Task input:

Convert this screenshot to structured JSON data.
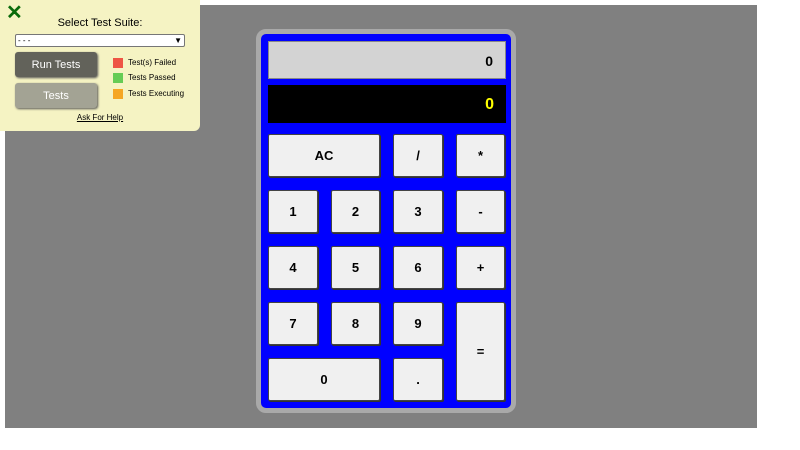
{
  "test_panel": {
    "close_icon": "close-x-icon",
    "title": "Select Test Suite:",
    "suite_select": {
      "selected": "- - -"
    },
    "run_tests_label": "Run Tests",
    "tests_label": "Tests",
    "legend": [
      {
        "label": "Test(s) Failed",
        "color": "#ee5544"
      },
      {
        "label": "Tests Passed",
        "color": "#66cc55"
      },
      {
        "label": "Tests Executing",
        "color": "#f5a623"
      }
    ],
    "help_link": "Ask For Help"
  },
  "calculator": {
    "history_display": "0",
    "result_display": "0",
    "colors": {
      "body": "#0000ff",
      "frame": "#a9a9a9",
      "result_text": "#ffff00"
    },
    "keys": {
      "ac": "AC",
      "divide": "/",
      "multiply": "*",
      "one": "1",
      "two": "2",
      "three": "3",
      "minus": "-",
      "four": "4",
      "five": "5",
      "six": "6",
      "plus": "+",
      "seven": "7",
      "eight": "8",
      "nine": "9",
      "equals": "=",
      "zero": "0",
      "decimal": "."
    }
  }
}
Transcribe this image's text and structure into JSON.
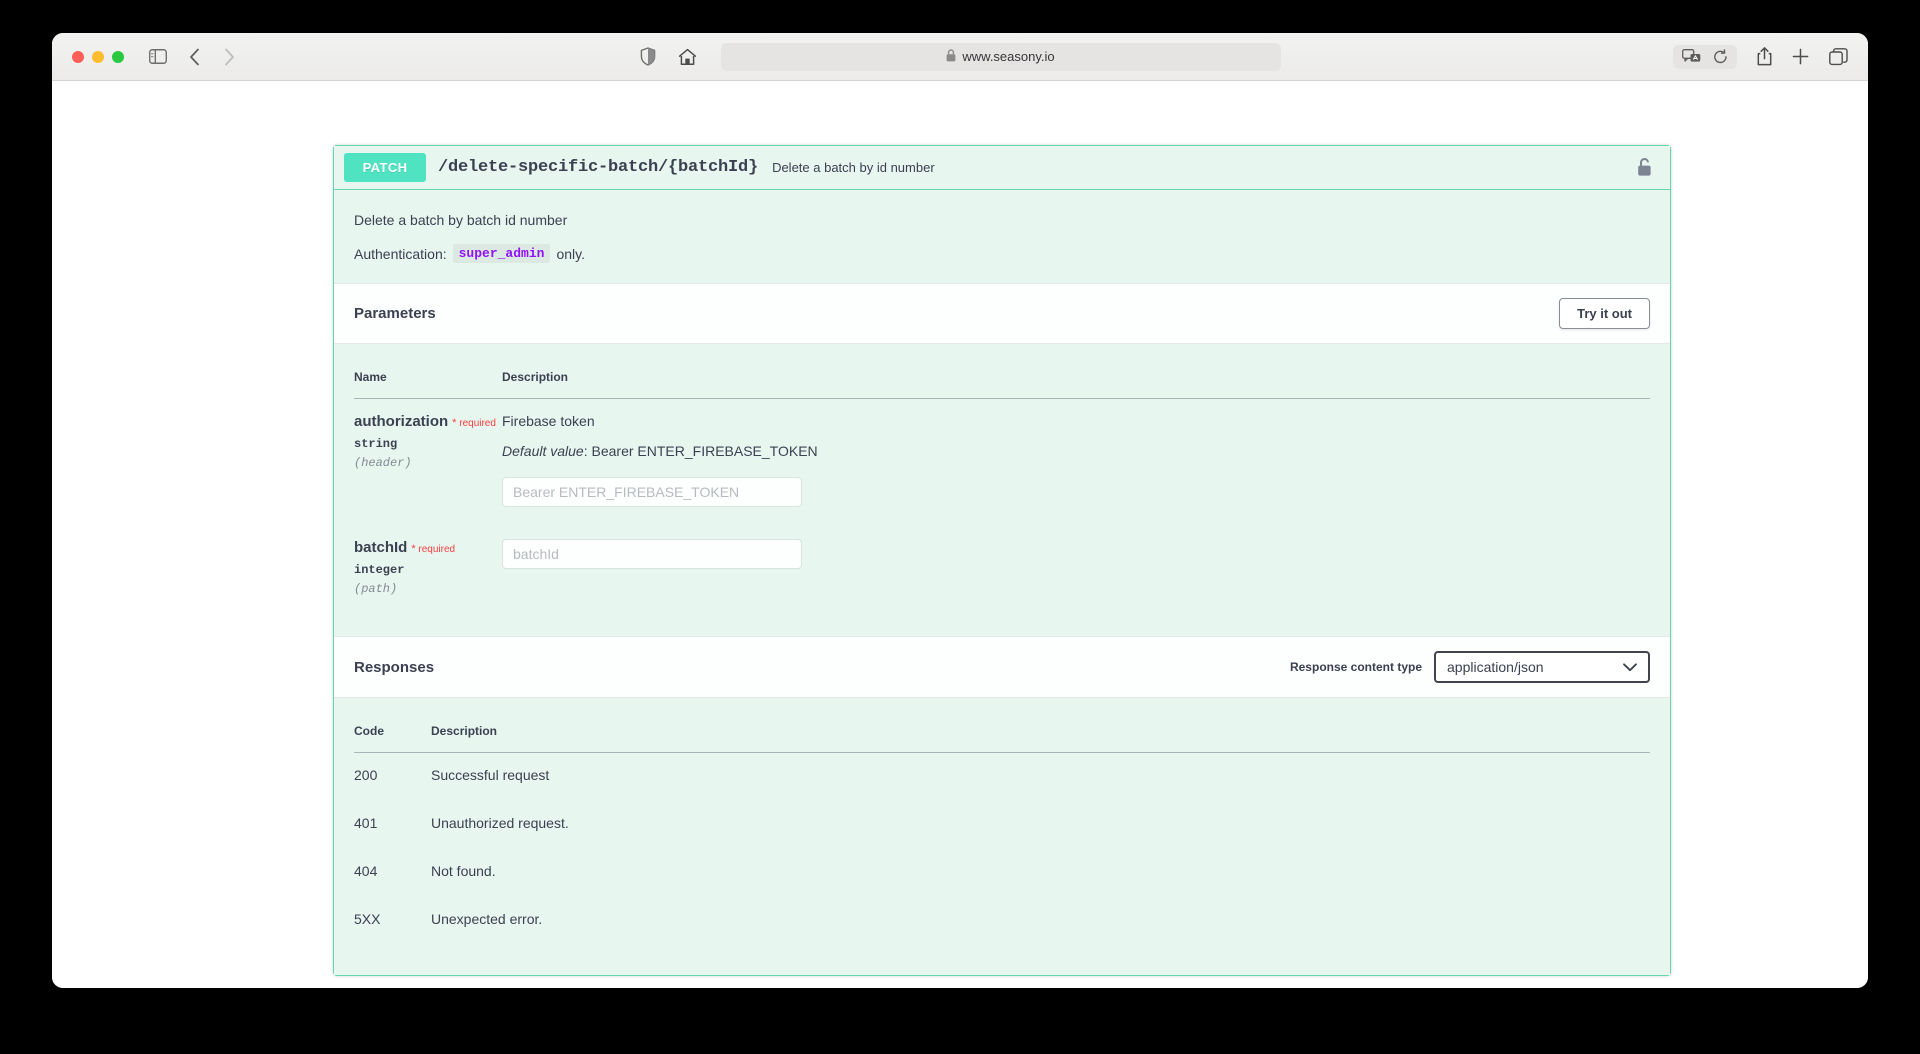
{
  "browser": {
    "url": "www.seasony.io",
    "icons": {
      "sidebar": "sidebar-toggle-icon",
      "back": "back-arrow-icon",
      "forward": "forward-arrow-icon",
      "shield": "shield-privacy-icon",
      "home": "home-icon",
      "lock": "lock-icon",
      "translate": "translate-icon",
      "reload": "reload-icon",
      "share": "share-icon",
      "new_tab": "plus-icon",
      "tab_overview": "tab-overview-icon"
    }
  },
  "operation": {
    "method": "PATCH",
    "path": "/delete-specific-batch/{batchId}",
    "summary": "Delete a batch by id number",
    "lock_icon": "unlocked-padlock-icon",
    "description": "Delete a batch by batch id number",
    "auth_prefix": "Authentication:",
    "auth_role": "super_admin",
    "auth_suffix": "only."
  },
  "parameters_section": {
    "title": "Parameters",
    "try_it_out_label": "Try it out",
    "columns": {
      "name": "Name",
      "description": "Description"
    },
    "required_label": "required",
    "required_star": "*",
    "rows": [
      {
        "name": "authorization",
        "required": true,
        "type": "string",
        "in": "(header)",
        "description": "Firebase token",
        "default_label": "Default value",
        "default_value": ": Bearer ENTER_FIREBASE_TOKEN",
        "input_placeholder": "Bearer ENTER_FIREBASE_TOKEN",
        "input_value": ""
      },
      {
        "name": "batchId",
        "required": true,
        "type": "integer",
        "in": "(path)",
        "description": "",
        "default_label": "",
        "default_value": "",
        "input_placeholder": "batchId",
        "input_value": ""
      }
    ]
  },
  "responses_section": {
    "title": "Responses",
    "content_type_label": "Response content type",
    "content_type_value": "application/json",
    "content_type_options": [
      "application/json"
    ],
    "columns": {
      "code": "Code",
      "description": "Description"
    },
    "rows": [
      {
        "code": "200",
        "description": "Successful request"
      },
      {
        "code": "401",
        "description": "Unauthorized request."
      },
      {
        "code": "404",
        "description": "Not found."
      },
      {
        "code": "5XX",
        "description": "Unexpected error."
      }
    ]
  },
  "colors": {
    "method_badge": "#50e3c2",
    "panel_border": "#64d6b0",
    "panel_bg": "#e8f6f0",
    "required_red": "#f93e3e",
    "code_purple": "#9012fe",
    "text": "#3b4151"
  }
}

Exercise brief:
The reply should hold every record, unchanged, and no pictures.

Result of the exercise:
Convert this screenshot to structured JSON data.
{
  "test_panel": {
    "close_icon": "close-x-icon",
    "title": "Select Test Suite:",
    "suite_select": {
      "selected": "- - -"
    },
    "run_tests_label": "Run Tests",
    "tests_label": "Tests",
    "legend": [
      {
        "label": "Test(s) Failed",
        "color": "#ee5544"
      },
      {
        "label": "Tests Passed",
        "color": "#66cc55"
      },
      {
        "label": "Tests Executing",
        "color": "#f5a623"
      }
    ],
    "help_link": "Ask For Help"
  },
  "calculator": {
    "history_display": "0",
    "result_display": "0",
    "colors": {
      "body": "#0000ff",
      "frame": "#a9a9a9",
      "result_text": "#ffff00"
    },
    "keys": {
      "ac": "AC",
      "divide": "/",
      "multiply": "*",
      "one": "1",
      "two": "2",
      "three": "3",
      "minus": "-",
      "four": "4",
      "five": "5",
      "six": "6",
      "plus": "+",
      "seven": "7",
      "eight": "8",
      "nine": "9",
      "equals": "=",
      "zero": "0",
      "decimal": "."
    }
  }
}
Transcribe this image's text and structure into JSON.
{
  "browser": {
    "url": "www.seasony.io",
    "icons": {
      "sidebar": "sidebar-toggle-icon",
      "back": "back-arrow-icon",
      "forward": "forward-arrow-icon",
      "shield": "shield-privacy-icon",
      "home": "home-icon",
      "lock": "lock-icon",
      "translate": "translate-icon",
      "reload": "reload-icon",
      "share": "share-icon",
      "new_tab": "plus-icon",
      "tab_overview": "tab-overview-icon"
    }
  },
  "operation": {
    "method": "PATCH",
    "path": "/delete-specific-batch/{batchId}",
    "summary": "Delete a batch by id number",
    "lock_icon": "unlocked-padlock-icon",
    "description": "Delete a batch by batch id number",
    "auth_prefix": "Authentication:",
    "auth_role": "super_admin",
    "auth_suffix": "only."
  },
  "parameters_section": {
    "title": "Parameters",
    "try_it_out_label": "Try it out",
    "columns": {
      "name": "Name",
      "description": "Description"
    },
    "required_label": "required",
    "required_star": "*",
    "rows": [
      {
        "name": "authorization",
        "required": true,
        "type": "string",
        "in": "(header)",
        "description": "Firebase token",
        "default_label": "Default value",
        "default_value": ": Bearer ENTER_FIREBASE_TOKEN",
        "input_placeholder": "Bearer ENTER_FIREBASE_TOKEN",
        "input_value": ""
      },
      {
        "name": "batchId",
        "required": true,
        "type": "integer",
        "in": "(path)",
        "description": "",
        "default_label": "",
        "default_value": "",
        "input_placeholder": "batchId",
        "input_value": ""
      }
    ]
  },
  "responses_section": {
    "title": "Responses",
    "content_type_label": "Response content type",
    "content_type_value": "application/json",
    "content_type_options": [
      "application/json"
    ],
    "columns": {
      "code": "Code",
      "description": "Description"
    },
    "rows": [
      {
        "code": "200",
        "description": "Successful request"
      },
      {
        "code": "401",
        "description": "Unauthorized request."
      },
      {
        "code": "404",
        "description": "Not found."
      },
      {
        "code": "5XX",
        "description": "Unexpected error."
      }
    ]
  },
  "colors": {
    "method_badge": "#50e3c2",
    "panel_border": "#64d6b0",
    "panel_bg": "#e8f6f0",
    "required_red": "#f93e3e",
    "code_purple": "#9012fe",
    "text": "#3b4151"
  }
}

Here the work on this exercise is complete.